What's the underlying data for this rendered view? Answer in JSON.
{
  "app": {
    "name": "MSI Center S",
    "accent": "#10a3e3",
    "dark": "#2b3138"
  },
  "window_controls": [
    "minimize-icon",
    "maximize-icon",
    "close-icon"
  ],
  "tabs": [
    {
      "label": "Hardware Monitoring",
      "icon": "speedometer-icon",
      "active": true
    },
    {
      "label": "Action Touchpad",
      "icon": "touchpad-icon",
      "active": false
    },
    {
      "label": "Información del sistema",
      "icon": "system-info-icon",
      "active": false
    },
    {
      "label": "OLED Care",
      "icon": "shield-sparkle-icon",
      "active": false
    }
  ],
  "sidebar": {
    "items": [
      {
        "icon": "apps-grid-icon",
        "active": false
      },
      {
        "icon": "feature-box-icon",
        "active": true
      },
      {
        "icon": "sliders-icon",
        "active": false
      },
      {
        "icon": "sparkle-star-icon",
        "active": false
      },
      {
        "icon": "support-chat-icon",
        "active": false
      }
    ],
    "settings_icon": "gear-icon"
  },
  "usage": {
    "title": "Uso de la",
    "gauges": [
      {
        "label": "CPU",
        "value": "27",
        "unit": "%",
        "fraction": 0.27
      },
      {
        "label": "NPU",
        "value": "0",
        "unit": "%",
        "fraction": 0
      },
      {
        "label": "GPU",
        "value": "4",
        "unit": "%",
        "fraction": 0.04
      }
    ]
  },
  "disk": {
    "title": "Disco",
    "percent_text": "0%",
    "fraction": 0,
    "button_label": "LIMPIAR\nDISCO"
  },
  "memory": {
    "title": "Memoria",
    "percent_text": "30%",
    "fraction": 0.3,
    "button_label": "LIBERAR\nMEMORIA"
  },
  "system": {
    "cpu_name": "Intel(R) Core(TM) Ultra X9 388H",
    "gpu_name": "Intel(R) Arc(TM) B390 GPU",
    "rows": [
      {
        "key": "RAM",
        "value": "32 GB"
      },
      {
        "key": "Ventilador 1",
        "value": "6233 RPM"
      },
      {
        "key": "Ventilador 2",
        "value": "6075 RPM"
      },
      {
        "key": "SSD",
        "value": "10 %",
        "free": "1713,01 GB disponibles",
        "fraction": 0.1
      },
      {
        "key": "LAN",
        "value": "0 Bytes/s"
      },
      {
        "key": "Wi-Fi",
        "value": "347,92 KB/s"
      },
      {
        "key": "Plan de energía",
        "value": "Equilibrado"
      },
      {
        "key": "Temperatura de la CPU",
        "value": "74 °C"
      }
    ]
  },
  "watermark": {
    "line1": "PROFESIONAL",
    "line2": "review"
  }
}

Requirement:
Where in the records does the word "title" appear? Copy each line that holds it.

Output:
    "title": "Uso de la",
    "title": "Disco",
    "title": "Memoria",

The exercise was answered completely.